In a world where population demographics is shifting to a surplus of older workers and a significant shortage of younger workers, what happens to age discrimination practices?

Bloomberg writes that age discrimination appears common in many fields including tech and finance:

It’s been estimated that about a quarter of all workers in developed countries will be over 55 by 2030. To ensure vacancies are filled in the future, labor experts argue, employers will need to reduce bias against this group.

Source: Bloomberg – Bloomberg (Paid subscription required to read full article)

As long as there was a plentiful supply of younger workers, employers could easily discriminate against older workers. Until the mid-1960s, less than half of U.S. adults had graduated from high school, giving rise to the term “dead wood” said to be occupying many jobs. This resulted in discrimination against older workers, a trend that continued to the present. This discrimination continues, especially in fast-changing fields like high tech, where things change so fast that having years of experience (in old stuff!) adds little value.
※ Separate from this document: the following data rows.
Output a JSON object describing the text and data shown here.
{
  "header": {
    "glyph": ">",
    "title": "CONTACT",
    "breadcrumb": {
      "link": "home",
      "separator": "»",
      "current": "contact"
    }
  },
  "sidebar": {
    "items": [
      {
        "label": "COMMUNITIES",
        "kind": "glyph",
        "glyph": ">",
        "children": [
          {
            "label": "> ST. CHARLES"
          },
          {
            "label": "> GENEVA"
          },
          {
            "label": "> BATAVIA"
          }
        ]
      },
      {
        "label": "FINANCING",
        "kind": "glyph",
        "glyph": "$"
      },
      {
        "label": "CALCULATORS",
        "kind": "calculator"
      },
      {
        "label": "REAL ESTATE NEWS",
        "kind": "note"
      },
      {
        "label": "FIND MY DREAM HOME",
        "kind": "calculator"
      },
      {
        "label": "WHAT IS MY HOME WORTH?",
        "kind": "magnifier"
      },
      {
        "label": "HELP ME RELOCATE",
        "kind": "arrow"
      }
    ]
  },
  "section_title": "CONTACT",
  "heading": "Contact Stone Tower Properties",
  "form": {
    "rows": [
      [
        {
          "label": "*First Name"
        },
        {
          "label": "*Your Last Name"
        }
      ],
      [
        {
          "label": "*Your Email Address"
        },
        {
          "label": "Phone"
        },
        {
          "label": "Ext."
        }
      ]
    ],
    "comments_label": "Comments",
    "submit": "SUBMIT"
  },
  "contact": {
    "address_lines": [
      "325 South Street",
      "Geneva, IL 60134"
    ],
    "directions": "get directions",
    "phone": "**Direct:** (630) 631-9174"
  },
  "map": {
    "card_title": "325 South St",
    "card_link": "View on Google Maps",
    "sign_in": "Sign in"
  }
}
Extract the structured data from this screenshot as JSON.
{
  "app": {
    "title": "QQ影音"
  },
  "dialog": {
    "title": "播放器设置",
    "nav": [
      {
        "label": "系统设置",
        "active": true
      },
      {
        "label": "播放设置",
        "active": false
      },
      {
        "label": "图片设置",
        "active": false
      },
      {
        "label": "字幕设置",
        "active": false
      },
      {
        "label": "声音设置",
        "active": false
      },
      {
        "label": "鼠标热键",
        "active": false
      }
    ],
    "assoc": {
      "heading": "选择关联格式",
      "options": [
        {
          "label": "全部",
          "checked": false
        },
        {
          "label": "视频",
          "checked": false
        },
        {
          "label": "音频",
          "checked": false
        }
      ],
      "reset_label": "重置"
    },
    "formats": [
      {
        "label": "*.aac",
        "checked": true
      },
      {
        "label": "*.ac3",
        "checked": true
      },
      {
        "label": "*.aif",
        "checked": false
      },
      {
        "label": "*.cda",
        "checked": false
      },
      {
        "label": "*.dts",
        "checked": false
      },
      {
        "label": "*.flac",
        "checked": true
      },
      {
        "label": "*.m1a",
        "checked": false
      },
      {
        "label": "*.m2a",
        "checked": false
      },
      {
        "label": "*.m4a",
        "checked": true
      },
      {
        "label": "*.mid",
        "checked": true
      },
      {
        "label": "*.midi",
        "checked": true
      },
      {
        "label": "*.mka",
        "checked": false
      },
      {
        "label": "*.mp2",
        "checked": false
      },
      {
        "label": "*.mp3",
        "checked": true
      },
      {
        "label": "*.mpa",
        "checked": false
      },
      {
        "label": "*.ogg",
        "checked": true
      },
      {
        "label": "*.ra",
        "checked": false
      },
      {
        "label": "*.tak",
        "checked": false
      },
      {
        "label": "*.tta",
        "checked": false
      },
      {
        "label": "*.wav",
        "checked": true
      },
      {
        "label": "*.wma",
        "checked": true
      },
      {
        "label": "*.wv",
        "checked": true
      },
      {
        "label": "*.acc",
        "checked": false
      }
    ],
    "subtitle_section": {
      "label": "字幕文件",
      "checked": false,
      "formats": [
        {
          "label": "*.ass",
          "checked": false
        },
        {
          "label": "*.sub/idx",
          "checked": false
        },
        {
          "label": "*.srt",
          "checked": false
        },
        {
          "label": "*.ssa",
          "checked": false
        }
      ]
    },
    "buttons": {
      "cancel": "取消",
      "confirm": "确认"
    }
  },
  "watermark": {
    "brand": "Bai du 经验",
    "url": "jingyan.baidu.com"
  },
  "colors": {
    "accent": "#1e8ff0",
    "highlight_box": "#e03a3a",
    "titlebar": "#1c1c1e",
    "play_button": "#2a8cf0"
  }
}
Better to hire a new, shining young thing trained in the latest gizmos of the day!

How does these age discrimination practices change when we have a smaller young cohort?

Will this result in companies putting forth an effort to retrain and/or retrain older workers?

By EdwardM